Epigenetic changes are specific molecular changes around DNA that alter expression of genes. Epigenetic changes include DNA methylation, formation of histone adducts, and changes in micro RNAs. Research today indicates that epigenetic changes are involved in many chronic diseases (cancer, cardiovascular disease, obesity, diabetes, mental health disorders, and asthma). Research has also linked a wide range of stressors including pollution and social factors with occurrence of epigenetic alterations. Epigenetic changes have the potential to reflect impacts of risk factors across multiple stages of life.
Only recently receiving attention is the nexus between the factors of cumulative exposure to environmental stress, epigenetic change, and the development of chronic disease. In the terminology of environmental science, epigenetic changes may be able to play a role as both biosensors of cumulative exposure and biomarkers of effect for disease processes.
This workshop examined the concept of "epigenetic load" - accumulated epigenetic marks as influenced by multiple stressors - and how it can inform cumulative risk assessment. Important questions for understanding as the field develops include possible "tipping points" for cumulative epigenetic change, which when exceeded would compromise health. And whether, in a population already exposed to significant stressors, an additional stress (even if not large in magnitude) can lead to some increase in the probability of disease.

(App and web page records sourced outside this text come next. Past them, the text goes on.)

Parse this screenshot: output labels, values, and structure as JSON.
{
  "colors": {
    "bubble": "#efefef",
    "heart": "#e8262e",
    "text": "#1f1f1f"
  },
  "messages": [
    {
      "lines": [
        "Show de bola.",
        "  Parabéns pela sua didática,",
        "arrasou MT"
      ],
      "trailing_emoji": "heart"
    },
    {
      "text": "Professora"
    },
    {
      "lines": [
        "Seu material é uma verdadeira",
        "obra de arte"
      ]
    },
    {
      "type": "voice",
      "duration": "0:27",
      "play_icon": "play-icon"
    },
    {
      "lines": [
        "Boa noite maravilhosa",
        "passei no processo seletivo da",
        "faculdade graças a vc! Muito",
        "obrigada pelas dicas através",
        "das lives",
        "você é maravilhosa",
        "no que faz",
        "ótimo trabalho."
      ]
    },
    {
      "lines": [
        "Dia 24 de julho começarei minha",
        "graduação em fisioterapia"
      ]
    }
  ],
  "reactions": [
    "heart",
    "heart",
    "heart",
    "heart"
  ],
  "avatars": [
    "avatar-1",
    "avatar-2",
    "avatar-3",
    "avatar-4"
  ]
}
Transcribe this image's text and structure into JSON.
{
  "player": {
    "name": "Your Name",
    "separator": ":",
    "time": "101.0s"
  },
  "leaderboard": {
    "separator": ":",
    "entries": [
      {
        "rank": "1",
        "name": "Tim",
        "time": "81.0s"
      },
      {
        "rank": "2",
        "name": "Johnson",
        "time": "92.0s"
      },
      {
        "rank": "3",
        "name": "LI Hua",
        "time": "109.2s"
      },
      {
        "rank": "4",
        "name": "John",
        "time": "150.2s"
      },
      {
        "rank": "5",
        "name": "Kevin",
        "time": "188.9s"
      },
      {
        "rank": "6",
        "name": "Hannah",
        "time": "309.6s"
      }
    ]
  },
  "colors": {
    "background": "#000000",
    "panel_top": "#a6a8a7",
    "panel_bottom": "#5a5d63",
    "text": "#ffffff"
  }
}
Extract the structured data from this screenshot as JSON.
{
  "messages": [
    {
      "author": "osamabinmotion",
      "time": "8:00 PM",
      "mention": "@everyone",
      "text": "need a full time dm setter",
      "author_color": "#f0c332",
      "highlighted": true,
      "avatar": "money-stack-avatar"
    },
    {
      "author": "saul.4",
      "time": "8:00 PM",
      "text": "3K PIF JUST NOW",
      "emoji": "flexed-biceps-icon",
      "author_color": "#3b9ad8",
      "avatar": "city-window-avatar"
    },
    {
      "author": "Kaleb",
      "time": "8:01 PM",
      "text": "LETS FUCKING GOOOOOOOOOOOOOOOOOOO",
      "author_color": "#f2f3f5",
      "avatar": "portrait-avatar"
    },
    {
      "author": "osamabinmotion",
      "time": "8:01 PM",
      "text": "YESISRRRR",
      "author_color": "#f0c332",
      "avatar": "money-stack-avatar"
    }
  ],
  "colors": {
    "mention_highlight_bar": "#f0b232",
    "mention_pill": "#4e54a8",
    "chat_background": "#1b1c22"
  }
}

Registration/NominationThis event is over, so this feature is closed.
EPA will hold a workshop in Arlington, VA on September 2-3, 2015 to examine the role that data on epigenetic changes may play in assessing cumulative risk in human populations exposed to multiple stressors.